Many people count on social security to be part of their retirement income, but often don’t know the details or how much to expect. Following are several frequently asked questions regarding this program:
What determines how much social security I’ll receive when I retire?
There are two main factors that determine the monthly benefit that you will receive: you’re earnings throughout your working career and the age you begin receiving your benefits. You are eligible to receive benefits at the age of 62, but they will be reduced according to your retirement age, which is based on your birth year, the earlier you begin to take retirement, the lower your benefit will be.
What is the best age to begin receiving social security benefits?
This is a decision that should be based on your personal situation. It should be weighed carefully whether it would be better to receive benefits early with a smaller monthly amount or wait for the larger monthly benefit payment at a later date. Some of the factors to consider in this decision are:
Other retirement income sources;
- Whether or not you plan to work part time or full time during your retirement.
- Your health;
- Your financial needs; and
- The amount of your benefits.
What is the difference between the monthly benefit at 62 and the monthly benefit at full retirement age?
The earliest you may begin collecting benefits is age 62. If your estimated full benefit amount is $1,000, you would receive approximately $750 at age 62, $1,000 at your full retirement age (which differs based on the year of your birth) and approximately $1,300 at age 70. These benefit amounts would not normally change throughout your retirement years, unless you are working during retirement. In that case, after you reach full retirement age, social security reevaluates your benefit amount to give you credit for any months in which you did not receive your full benefit because of your earnings.
How can I find out how much my monthly benefits would be from social security when I retire?
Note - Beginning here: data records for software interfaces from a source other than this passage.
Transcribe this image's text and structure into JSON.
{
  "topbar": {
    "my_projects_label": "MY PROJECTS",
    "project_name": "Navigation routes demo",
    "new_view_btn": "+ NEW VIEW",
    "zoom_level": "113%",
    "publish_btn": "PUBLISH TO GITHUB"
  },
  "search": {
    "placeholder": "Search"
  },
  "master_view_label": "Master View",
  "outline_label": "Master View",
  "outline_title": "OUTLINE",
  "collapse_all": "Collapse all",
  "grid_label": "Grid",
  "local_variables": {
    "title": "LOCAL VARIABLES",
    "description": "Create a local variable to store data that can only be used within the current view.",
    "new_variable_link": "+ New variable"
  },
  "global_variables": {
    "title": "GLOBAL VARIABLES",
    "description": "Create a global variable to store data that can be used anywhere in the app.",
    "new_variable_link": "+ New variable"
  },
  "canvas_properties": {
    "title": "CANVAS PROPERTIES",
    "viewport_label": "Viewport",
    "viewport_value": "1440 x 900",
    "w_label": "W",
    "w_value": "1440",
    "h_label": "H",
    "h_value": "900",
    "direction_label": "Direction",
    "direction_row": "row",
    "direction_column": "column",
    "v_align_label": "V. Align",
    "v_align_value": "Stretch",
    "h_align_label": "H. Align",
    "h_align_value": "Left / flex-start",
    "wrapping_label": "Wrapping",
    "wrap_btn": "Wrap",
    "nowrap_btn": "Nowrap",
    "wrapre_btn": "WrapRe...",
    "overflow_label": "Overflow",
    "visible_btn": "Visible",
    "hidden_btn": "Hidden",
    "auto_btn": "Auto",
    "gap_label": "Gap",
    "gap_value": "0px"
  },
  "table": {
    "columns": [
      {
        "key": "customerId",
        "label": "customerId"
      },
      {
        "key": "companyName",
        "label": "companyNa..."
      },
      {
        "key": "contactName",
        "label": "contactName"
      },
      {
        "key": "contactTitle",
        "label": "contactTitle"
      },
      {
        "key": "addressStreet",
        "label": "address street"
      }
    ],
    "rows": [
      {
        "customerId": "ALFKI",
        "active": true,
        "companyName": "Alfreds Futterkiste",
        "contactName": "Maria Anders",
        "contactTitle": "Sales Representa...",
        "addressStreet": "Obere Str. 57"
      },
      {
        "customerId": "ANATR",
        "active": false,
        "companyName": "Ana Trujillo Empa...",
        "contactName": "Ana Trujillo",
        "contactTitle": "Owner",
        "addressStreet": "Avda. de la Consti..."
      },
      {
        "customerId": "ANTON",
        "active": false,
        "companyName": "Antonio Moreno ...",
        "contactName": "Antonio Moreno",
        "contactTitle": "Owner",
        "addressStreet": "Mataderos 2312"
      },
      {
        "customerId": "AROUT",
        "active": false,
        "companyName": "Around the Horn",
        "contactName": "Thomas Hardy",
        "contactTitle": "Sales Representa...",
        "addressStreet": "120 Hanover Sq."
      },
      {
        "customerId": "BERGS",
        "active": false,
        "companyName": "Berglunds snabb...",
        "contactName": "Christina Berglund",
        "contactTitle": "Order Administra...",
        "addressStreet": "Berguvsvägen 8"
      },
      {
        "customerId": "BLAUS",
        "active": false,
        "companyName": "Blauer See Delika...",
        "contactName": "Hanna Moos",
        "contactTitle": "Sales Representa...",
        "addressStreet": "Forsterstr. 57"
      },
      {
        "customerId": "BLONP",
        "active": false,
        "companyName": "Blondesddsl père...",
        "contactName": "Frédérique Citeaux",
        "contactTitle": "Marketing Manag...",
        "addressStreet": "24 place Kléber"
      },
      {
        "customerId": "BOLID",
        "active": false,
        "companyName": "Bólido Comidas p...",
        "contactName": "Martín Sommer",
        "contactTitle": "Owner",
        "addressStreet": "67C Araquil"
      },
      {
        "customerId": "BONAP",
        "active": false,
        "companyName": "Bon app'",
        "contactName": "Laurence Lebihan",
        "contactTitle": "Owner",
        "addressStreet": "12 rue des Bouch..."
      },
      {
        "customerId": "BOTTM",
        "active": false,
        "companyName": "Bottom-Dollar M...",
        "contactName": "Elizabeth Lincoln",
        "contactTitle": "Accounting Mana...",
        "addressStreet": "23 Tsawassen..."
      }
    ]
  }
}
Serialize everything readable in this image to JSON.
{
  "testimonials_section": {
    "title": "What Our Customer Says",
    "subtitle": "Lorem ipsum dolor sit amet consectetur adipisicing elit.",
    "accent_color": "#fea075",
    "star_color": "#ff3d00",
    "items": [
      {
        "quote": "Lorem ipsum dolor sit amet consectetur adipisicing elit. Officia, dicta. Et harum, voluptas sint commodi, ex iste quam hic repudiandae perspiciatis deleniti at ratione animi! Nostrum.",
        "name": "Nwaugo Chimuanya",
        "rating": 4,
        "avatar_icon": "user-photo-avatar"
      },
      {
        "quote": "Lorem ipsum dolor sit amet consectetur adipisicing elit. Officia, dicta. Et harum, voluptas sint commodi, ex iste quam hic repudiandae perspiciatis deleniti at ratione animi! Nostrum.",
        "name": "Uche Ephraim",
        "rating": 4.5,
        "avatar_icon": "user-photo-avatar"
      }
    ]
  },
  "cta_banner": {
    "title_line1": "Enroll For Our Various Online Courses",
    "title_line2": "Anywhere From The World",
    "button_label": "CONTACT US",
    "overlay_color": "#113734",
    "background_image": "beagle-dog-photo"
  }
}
The Social Security Administration mails this information annually. In your Social Security statement is the estimated monthly benefit amounts you and your family may qualify for now and in the future. This information is based on your earnings and years worked, and changes during your lifetime.